Student Council Elections. Some classes cancelled.
First term ends. Exams. This probably means some days of sitting in the office.
October 14th - Health and Sports Day.
2nd graders school trip to Honshu (usually Tokyo/Kyoto/Okinawa/Osaka/Hiroshima for 4-6 days).
Can also happen in November.
November 3 - National Culture Day (substitute holiday is Monday November 4).
Recommendation exams - 3rd grade students who are recommended to specific universities by teachers go through entrance exams. These are interviews or short essays, and if passed the students skip the general entrance exams.
December 23 - Emperor’s Birthday.
Winter break starts.
January 13 - Coming of Age Day.
January 1 - New Years Day.
3rd Saturday and Sunday - Central (national) university entrance exams. According to their results, 3rd grade students apply to universities.
3rd graders are now finished school until graduation. Some will come to school for extra lessons or to study for entrance exams.
Winter break ends.
2nd term examinations for 1st and 2nd graders
Private university general entrance exams
February 11 - National Foundation Day
March 1 - Graduation ceremony for 3rd graders. Dress formally.
Your school may have a ski trip or skiing lessons! You might get to go too!
Junior High School students come to high school to take entrance exams (two days), during which time there are no classes.
March 21 - Vernal Equinox.
End of school year. Spring Vacation is about two weeks long and runs into April. During this time, plan things and rearrange the office to the new seating plan.
Closing Ceremony and Farewell Ceremony for the transferred or retiring staff.
April 29 - Showa Day (beginning of Golden Week)
1st graders have a school trip to give them a chance to bond and make new friends. Maybe camping, hiking, Rusutsu...
Student medical checkups.

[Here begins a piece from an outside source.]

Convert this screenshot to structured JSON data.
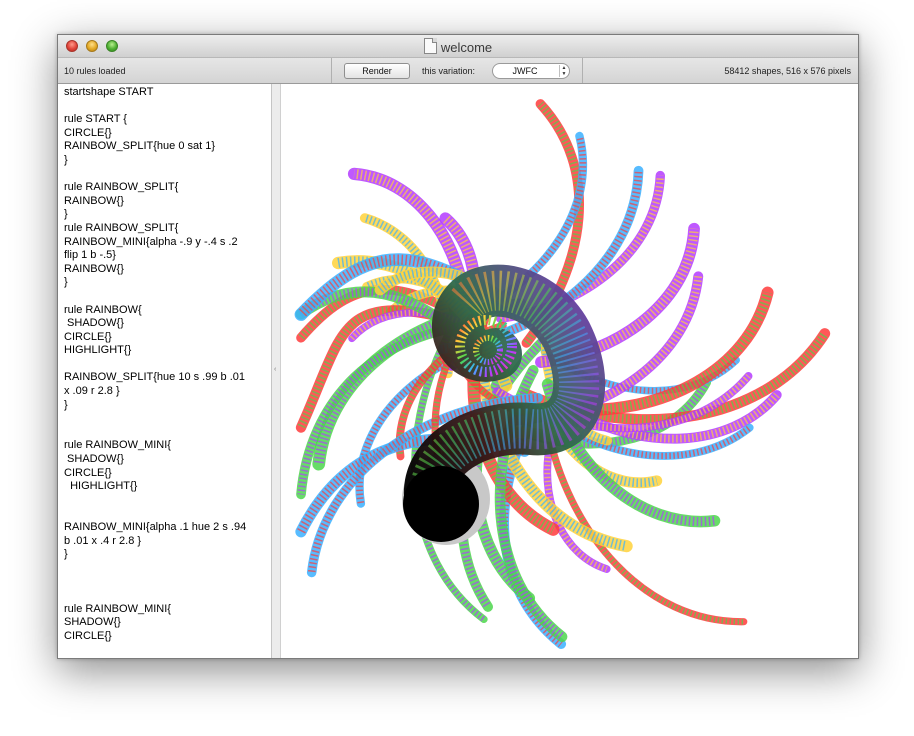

If you are working with 1st graders, lots of self-introduction classes. Maybe integrate team-building or getting-to-know-each-other activities into your lessons. They might be very shy and hesitant.
New year begins (everyone is really busy)
Transferred teachers move to their new schools, new teachers come to your school.
Opening Ceremony and Welcome Ceremony for new staff.
May 6 - Substitute Holiday for May 5 (end of Golden Week)
May 5 - Children’s Day
May 4 - Greenery Day
May 3 - Constitution Memorial Day
Inter-school tournaments (end of the month). School clubs participate in competitions over the space of a week. The winners go on to the all-Hokkaido competitions and hopefully the all-Japan ones. This is the last chance for the 3rd year students to participate – after this they usually resign from club activities to focus on exams. You classes will probably have lots of absences and you might all get to go cheer one of the teams!
Pep rally to prepare for the inter-school tournaments.
1st midterm examinations.
All-Hokkaido preliminary competitions for school clubs.
ALTs find out if they are transferring to new schools come August.
School winds down
Summer vacation (club activities and extra classes continue)